On a cold day, there is nothing more comforting than this soul-warming soup ... except how little time is needed to prepare it!
2 Tbsp (30 mL) extra-virgin olive oil
1/2 cup (125 mL) finely chopped onion
2 garlic cloves, minced
1 Tbsp (15 mL) finely chopped fresh thyme
2 fresh sage leaves, finely chopped
1/2 tsp (2 mL) freshly ground black pepper
1 lb (450 g) assorted mushrooms, sliced
1 cup (250 mL) pearl barley, rinsed
8 cups (2 L) low-sodium vegetable stock
2 cups (500 mL) finely chopped spinach leaves
Heat oil in pressure cooker over medium-high heat. Add onion, garlic, thyme, sage, and pepper; cook for 2 minutes, or until onion begins to soften. Add mushrooms, barley, and vegetable stock. Lock lid in place and cook at high pressure for 8 minutes.
Release pressure naturally by moving pressure cooker from heat source, waiting for pressure indicator to show no pressure left. Remove lid, stir in spinach, taste, and adjust seasoning.

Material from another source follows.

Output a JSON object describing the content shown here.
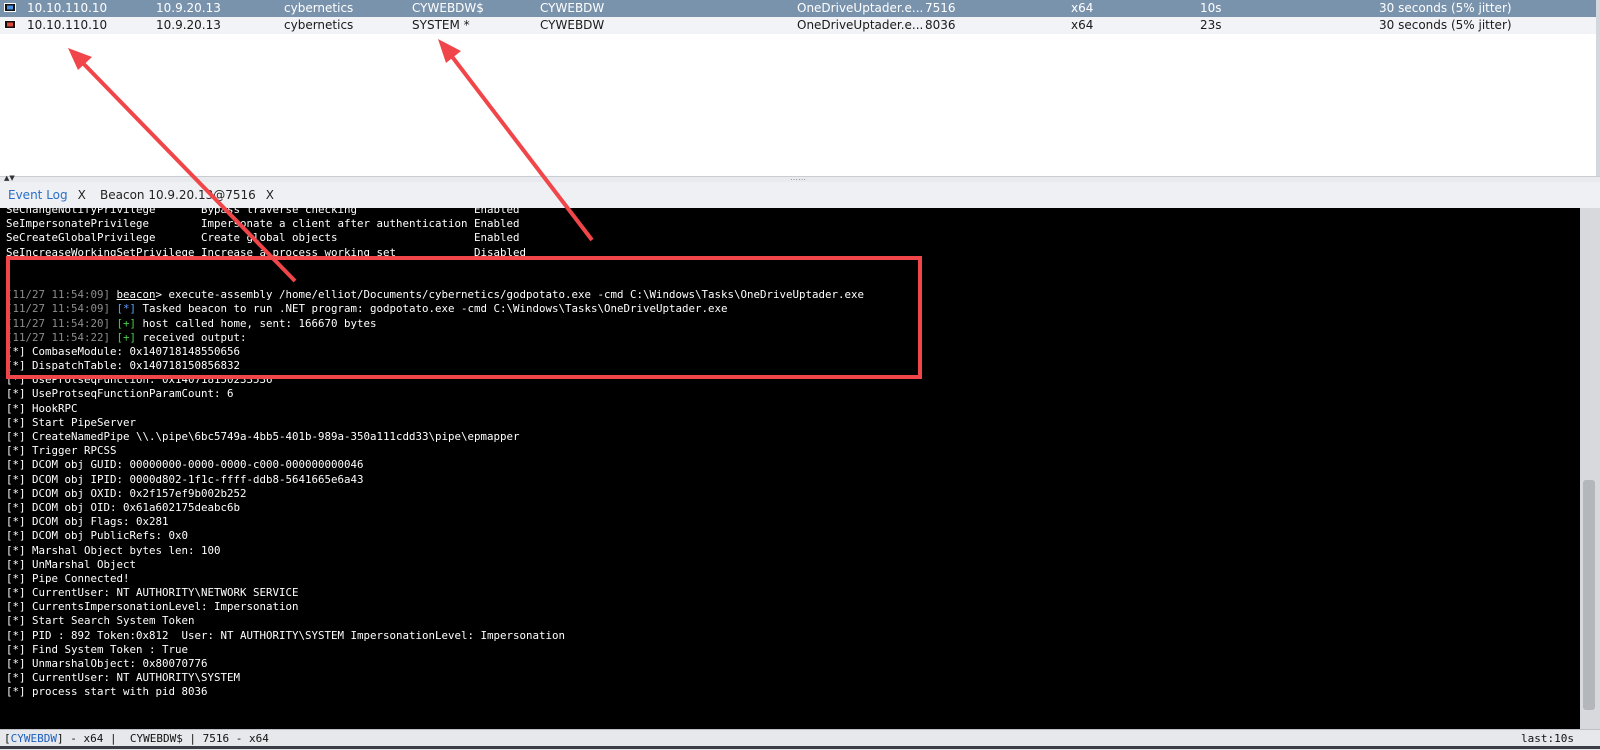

Each serving contains: 151 calories; 4 g protein; 4 g total fat (0 g sat. fat, 0 g trans fat); 25 g total carbohydrates (1 g sugars, 5 g fibre); 141 mg sodium
source: "Pressure Cooking", alive #372, October 2013
Don’t be fooled by the simplicity of this roasted vegetable appetizer platter. High quality ingredients, a variety of textures and colours, fresh herbs, and a flash of lemon make it shine. Not all olive oils and balsamics are created equal Use your good, fruity, cold-pressed extra-virgin olive oil to accompany this appetizer platter, since the quality and flavour will shine through. You can use a more neutral and affordable olive oil for roasting the vegetables, if you prefer. As for the balsamic vinegar, use either an aged one that’s thick and sweet, or reduce a young balsamic in a small saucepan until thick, optionally adding a pinch of sugar to sweeten it (see the oyster mushrooms with caramelized parsnips recipe for helpful directions). A store-bought balsamic glaze that’s already been thickened works as well, but check the ingredients for unwanted preservatives and sweeteners.
Spooned over hearty fall greens such as kale or chard, this delicious side dish can also double as a main meal; its flavours absolutely pop with our zesty herb topping. The beets are packed with amazing nutrients, plus they’re delicious served hot, at room temperature, or cold. Add some crunch This dish is a meal in itself. Scatter toasted pine nuts or pecans overtop for some added crunch.
“One of my favourite stir-fry meals is broccoli beef, so when I found myself with several hundred pounds of Yukon Mountain caribou this past fall, I figured a ’bou backstrap would be an excellent game replacement,” says Cosco. “Paired with a side of rice, this quick game meal is ready to go.” Note to those afraid of cranking the heat: “The pan needs to be ripping hot to give an immediate sear,” says Cosco. Take a deep breath, and go for it. What’s backstrap? Backstrap comes from the caribou’s longissimus dorsi, the muscle that runs along the spine. Beef striploin would be a good substitution for the lean meat, says Cosco. The slices should be cut to the classic length of fajita strips, about 1/2 in (1.25 cm) wide.